- **What this task involves**:
Search the entries for the word "Back". Copy every line where it turns up.

- **Source data**:
::::::::

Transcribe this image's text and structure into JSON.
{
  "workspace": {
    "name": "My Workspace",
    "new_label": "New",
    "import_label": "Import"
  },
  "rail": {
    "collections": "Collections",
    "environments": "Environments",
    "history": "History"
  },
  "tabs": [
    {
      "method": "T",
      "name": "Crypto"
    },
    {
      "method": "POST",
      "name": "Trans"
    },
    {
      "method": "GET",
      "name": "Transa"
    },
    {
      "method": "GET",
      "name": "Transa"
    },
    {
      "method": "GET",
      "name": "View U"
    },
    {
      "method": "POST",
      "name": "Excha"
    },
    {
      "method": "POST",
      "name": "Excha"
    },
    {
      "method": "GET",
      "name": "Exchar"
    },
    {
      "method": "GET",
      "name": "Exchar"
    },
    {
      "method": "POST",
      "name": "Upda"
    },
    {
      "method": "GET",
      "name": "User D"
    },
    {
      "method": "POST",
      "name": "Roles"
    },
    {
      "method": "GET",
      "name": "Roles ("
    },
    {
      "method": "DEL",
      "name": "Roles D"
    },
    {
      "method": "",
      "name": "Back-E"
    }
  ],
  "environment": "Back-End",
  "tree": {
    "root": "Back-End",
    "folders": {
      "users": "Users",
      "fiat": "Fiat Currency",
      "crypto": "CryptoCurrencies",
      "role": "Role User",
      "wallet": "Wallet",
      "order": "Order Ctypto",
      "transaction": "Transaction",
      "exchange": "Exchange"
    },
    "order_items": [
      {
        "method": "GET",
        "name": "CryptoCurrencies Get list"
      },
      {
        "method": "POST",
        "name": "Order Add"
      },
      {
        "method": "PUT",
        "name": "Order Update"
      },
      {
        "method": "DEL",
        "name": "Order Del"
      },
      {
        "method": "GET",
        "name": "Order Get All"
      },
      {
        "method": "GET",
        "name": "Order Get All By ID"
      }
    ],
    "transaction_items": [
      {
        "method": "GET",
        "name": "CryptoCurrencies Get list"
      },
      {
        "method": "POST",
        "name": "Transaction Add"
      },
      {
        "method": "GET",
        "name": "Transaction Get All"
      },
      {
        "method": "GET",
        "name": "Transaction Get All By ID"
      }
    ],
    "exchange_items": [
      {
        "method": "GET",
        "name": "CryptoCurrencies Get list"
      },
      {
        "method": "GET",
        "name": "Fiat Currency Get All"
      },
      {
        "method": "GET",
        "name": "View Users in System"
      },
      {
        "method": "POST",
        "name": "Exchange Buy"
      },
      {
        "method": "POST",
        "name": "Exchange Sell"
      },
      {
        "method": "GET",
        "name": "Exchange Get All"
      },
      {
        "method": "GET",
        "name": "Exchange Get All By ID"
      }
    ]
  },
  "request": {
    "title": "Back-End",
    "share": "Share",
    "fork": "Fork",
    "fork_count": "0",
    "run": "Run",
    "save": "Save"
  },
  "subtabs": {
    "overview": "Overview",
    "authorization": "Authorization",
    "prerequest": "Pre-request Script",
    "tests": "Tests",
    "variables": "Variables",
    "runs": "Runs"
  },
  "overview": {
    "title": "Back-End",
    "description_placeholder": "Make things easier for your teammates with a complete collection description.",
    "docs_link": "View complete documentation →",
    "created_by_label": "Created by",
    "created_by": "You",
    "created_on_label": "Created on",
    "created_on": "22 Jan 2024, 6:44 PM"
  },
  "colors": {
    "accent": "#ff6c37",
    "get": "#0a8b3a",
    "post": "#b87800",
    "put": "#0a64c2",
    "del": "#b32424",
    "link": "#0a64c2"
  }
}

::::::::

- **Reply**:
      "name": "Back-E"
  "environment": "Back-End",
    "root": "Back-End",
    "title": "Back-End",
    "title": "Back-End",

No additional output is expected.